- **Work task**: The entries below must be retyped in full. Keep every word the same.

(Data about app and page elements)
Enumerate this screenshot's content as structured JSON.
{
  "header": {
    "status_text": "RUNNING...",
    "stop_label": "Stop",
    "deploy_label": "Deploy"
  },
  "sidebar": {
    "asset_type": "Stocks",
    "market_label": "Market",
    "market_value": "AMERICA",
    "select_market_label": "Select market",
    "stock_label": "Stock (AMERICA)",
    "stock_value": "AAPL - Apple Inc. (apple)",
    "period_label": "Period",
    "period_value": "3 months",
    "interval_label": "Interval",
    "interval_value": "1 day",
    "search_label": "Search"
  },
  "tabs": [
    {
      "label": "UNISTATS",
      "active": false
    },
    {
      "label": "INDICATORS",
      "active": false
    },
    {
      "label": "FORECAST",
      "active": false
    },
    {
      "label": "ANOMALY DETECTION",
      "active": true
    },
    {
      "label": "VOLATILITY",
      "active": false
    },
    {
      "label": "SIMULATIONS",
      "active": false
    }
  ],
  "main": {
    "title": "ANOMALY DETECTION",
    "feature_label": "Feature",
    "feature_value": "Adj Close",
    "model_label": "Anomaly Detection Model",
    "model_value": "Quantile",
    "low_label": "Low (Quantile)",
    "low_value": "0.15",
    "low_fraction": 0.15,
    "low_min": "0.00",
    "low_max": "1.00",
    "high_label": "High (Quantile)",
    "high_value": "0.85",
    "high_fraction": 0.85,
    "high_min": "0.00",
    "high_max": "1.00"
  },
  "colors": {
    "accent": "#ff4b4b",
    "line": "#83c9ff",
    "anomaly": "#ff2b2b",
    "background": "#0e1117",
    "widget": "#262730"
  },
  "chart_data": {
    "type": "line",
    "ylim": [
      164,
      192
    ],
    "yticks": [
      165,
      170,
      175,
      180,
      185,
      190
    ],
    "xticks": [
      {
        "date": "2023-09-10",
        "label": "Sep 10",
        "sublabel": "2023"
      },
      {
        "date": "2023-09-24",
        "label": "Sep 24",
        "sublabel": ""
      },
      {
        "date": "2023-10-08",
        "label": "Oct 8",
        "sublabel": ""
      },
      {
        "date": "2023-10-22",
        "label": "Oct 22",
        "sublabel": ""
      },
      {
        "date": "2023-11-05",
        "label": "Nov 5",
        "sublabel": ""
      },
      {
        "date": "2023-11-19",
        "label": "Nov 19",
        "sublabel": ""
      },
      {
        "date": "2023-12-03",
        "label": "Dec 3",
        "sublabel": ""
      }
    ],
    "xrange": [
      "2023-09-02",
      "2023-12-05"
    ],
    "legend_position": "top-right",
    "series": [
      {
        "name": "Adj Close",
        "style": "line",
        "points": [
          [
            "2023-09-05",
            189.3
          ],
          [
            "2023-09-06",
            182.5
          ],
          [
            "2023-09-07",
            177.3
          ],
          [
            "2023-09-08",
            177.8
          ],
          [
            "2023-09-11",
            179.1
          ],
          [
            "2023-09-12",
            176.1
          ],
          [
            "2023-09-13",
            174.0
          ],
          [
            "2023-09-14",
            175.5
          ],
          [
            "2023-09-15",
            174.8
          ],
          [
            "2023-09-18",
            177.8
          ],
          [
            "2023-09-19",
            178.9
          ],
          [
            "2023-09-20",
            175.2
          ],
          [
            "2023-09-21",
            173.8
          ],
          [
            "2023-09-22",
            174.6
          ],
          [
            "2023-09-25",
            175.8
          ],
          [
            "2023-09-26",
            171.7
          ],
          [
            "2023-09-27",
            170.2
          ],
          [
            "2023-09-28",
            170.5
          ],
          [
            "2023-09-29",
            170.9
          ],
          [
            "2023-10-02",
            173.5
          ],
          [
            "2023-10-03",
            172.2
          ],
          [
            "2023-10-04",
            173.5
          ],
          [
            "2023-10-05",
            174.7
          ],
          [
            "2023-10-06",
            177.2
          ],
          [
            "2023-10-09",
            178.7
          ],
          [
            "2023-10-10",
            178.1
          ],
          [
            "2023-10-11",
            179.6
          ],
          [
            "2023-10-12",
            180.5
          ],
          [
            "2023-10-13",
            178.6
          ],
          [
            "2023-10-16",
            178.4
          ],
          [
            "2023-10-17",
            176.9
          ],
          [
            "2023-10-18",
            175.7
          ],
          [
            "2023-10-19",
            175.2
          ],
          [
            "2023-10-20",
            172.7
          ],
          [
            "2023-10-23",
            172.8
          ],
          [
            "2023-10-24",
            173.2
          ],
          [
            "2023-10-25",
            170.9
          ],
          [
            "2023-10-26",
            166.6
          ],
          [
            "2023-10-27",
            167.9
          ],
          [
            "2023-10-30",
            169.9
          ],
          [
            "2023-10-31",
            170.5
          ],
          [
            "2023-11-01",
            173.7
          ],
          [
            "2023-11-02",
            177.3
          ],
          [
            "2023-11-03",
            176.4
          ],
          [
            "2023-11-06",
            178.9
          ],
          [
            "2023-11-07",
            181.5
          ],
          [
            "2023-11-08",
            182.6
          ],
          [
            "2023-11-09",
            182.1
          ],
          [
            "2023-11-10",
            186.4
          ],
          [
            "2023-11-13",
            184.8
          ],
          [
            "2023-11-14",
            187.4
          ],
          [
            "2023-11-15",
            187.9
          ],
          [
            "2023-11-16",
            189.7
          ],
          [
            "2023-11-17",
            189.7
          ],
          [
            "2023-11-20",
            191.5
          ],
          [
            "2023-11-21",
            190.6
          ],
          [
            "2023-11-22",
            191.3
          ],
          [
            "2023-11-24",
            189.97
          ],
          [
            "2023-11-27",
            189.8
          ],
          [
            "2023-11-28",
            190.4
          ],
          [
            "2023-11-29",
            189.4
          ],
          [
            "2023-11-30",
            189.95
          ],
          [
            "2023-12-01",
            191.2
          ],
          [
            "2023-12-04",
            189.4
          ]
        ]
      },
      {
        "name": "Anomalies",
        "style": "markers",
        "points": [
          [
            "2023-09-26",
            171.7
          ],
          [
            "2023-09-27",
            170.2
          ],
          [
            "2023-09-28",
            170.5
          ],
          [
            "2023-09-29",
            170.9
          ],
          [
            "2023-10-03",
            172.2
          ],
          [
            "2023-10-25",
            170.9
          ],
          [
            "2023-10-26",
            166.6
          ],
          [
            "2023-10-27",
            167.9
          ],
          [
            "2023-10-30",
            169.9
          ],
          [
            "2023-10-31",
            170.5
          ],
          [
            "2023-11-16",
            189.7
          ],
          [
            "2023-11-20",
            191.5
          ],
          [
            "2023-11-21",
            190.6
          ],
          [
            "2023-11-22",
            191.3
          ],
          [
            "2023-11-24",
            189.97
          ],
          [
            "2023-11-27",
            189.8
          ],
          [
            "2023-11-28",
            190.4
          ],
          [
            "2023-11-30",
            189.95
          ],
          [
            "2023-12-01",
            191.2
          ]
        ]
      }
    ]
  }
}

- **Problem solution**:
Enumerate this screenshot's content as structured JSON.
{
  "header": {
    "status_text": "RUNNING...",
    "stop_label": "Stop",
    "deploy_label": "Deploy"
  },
  "sidebar": {
    "asset_type": "Stocks",
    "market_label": "Market",
    "market_value": "AMERICA",
    "select_market_label": "Select market",
    "stock_label": "Stock (AMERICA)",
    "stock_value": "AAPL - Apple Inc. (apple)",
    "period_label": "Period",
    "period_value": "3 months",
    "interval_label": "Interval",
    "interval_value": "1 day",
    "search_label": "Search"
  },
  "tabs": [
    {
      "label": "UNISTATS",
      "active": false
    },
    {
      "label": "INDICATORS",
      "active": false
    },
    {
      "label": "FORECAST",
      "active": false
    },
    {
      "label": "ANOMALY DETECTION",
      "active": true
    },
    {
      "label": "VOLATILITY",
      "active": false
    },
    {
      "label": "SIMULATIONS",
      "active": false
    }
  ],
  "main": {
    "title": "ANOMALY DETECTION",
    "feature_label": "Feature",
    "feature_value": "Adj Close",
    "model_label": "Anomaly Detection Model",
    "model_value": "Quantile",
    "low_label": "Low (Quantile)",
    "low_value": "0.15",
    "low_fraction": 0.15,
    "low_min": "0.00",
    "low_max": "1.00",
    "high_label": "High (Quantile)",
    "high_value": "0.85",
    "high_fraction": 0.85,
    "high_min": "0.00",
    "high_max": "1.00"
  },
  "colors": {
    "accent": "#ff4b4b",
    "line": "#83c9ff",
    "anomaly": "#ff2b2b",
    "background": "#0e1117",
    "widget": "#262730"
  },
  "chart_data": {
    "type": "line",
    "ylim": [
      164,
      192
    ],
    "yticks": [
      165,
      170,
      175,
      180,
      185,
      190
    ],
    "xticks": [
      {
        "date": "2023-09-10",
        "label": "Sep 10",
        "sublabel": "2023"
      },
      {
        "date": "2023-09-24",
        "label": "Sep 24",
        "sublabel": ""
      },
      {
        "date": "2023-10-08",
        "label": "Oct 8",
        "sublabel": ""
      },
      {
        "date": "2023-10-22",
        "label": "Oct 22",
        "sublabel": ""
      },
      {
        "date": "2023-11-05",
        "label": "Nov 5",
        "sublabel": ""
      },
      {
        "date": "2023-11-19",
        "label": "Nov 19",
        "sublabel": ""
      },
      {
        "date": "2023-12-03",
        "label": "Dec 3",
        "sublabel": ""
      }
    ],
    "xrange": [
      "2023-09-02",
      "2023-12-05"
    ],
    "legend_position": "top-right",
    "series": [
      {
        "name": "Adj Close",
        "style": "line",
        "points": [
          [
            "2023-09-05",
            189.3
          ],
          [
            "2023-09-06",
            182.5
          ],
          [
            "2023-09-07",
            177.3
          ],
          [
            "2023-09-08",
            177.8
          ],
          [
            "2023-09-11",
            179.1
          ],
          [
            "2023-09-12",
            176.1
          ],
          [
            "2023-09-13",
            174.0
          ],
          [
            "2023-09-14",
            175.5
          ],
          [
            "2023-09-15",
            174.8
          ],
          [
            "2023-09-18",
            177.8
          ],
          [
            "2023-09-19",
            178.9
          ],
          [
            "2023-09-20",
            175.2
          ],
          [
            "2023-09-21",
            173.8
          ],
          [
            "2023-09-22",
            174.6
          ],
          [
            "2023-09-25",
            175.8
          ],
          [
            "2023-09-26",
            171.7
          ],
          [
            "2023-09-27",
            170.2
          ],
          [
            "2023-09-28",
            170.5
          ],
          [
            "2023-09-29",
            170.9
          ],
          [
            "2023-10-02",
            173.5
          ],
          [
            "2023-10-03",
            172.2
          ],
          [
            "2023-10-04",
            173.5
          ],
          [
            "2023-10-05",
            174.7
          ],
          [
            "2023-10-06",
            177.2
          ],
          [
            "2023-10-09",
            178.7
          ],
          [
            "2023-10-10",
            178.1
          ],
          [
            "2023-10-11",
            179.6
          ],
          [
            "2023-10-12",
            180.5
          ],
          [
            "2023-10-13",
            178.6
          ],
          [
            "2023-10-16",
            178.4
          ],
          [
            "2023-10-17",
            176.9
          ],
          [
            "2023-10-18",
            175.7
          ],
          [
            "2023-10-19",
            175.2
          ],
          [
            "2023-10-20",
            172.7
          ],
          [
            "2023-10-23",
            172.8
          ],
          [
            "2023-10-24",
            173.2
          ],
          [
            "2023-10-25",
            170.9
          ],
          [
            "2023-10-26",
            166.6
          ],
          [
            "2023-10-27",
            167.9
          ],
          [
            "2023-10-30",
            169.9
          ],
          [
            "2023-10-31",
            170.5
          ],
          [
            "2023-11-01",
            173.7
          ],
          [
            "2023-11-02",
            177.3
          ],
          [
            "2023-11-03",
            176.4
          ],
          [
            "2023-11-06",
            178.9
          ],
          [
            "2023-11-07",
            181.5
          ],
          [
            "2023-11-08",
            182.6
          ],
          [
            "2023-11-09",
            182.1
          ],
          [
            "2023-11-10",
            186.4
          ],
          [
            "2023-11-13",
            184.8
          ],
          [
            "2023-11-14",
            187.4
          ],
          [
            "2023-11-15",
            187.9
          ],
          [
            "2023-11-16",
            189.7
          ],
          [
            "2023-11-17",
            189.7
          ],
          [
            "2023-11-20",
            191.5
          ],
          [
            "2023-11-21",
            190.6
          ],
          [
            "2023-11-22",
            191.3
          ],
          [
            "2023-11-24",
            189.97
          ],
          [
            "2023-11-27",
            189.8
          ],
          [
            "2023-11-28",
            190.4
          ],
          [
            "2023-11-29",
            189.4
          ],
          [
            "2023-11-30",
            189.95
          ],
          [
            "2023-12-01",
            191.2
          ],
          [
            "2023-12-04",
            189.4
          ]
        ]
      },
      {
        "name": "Anomalies",
        "style": "markers",
        "points": [
          [
            "2023-09-26",
            171.7
          ],
          [
            "2023-09-27",
            170.2
          ],
          [
            "2023-09-28",
            170.5
          ],
          [
            "2023-09-29",
            170.9
          ],
          [
            "2023-10-03",
            172.2
          ],
          [
            "2023-10-25",
            170.9
          ],
          [
            "2023-10-26",
            166.6
          ],
          [
            "2023-10-27",
            167.9
          ],
          [
            "2023-10-30",
            169.9
          ],
          [
            "2023-10-31",
            170.5
          ],
          [
            "2023-11-16",
            189.7
          ],
          [
            "2023-11-20",
            191.5
          ],
          [
            "2023-11-21",
            190.6
          ],
          [
            "2023-11-22",
            191.3
          ],
          [
            "2023-11-24",
            189.97
          ],
          [
            "2023-11-27",
            189.8
          ],
          [
            "2023-11-28",
            190.4
          ],
          [
            "2023-11-30",
            189.95
          ],
          [
            "2023-12-01",
            191.2
          ]
        ]
      }
    ]
  }
}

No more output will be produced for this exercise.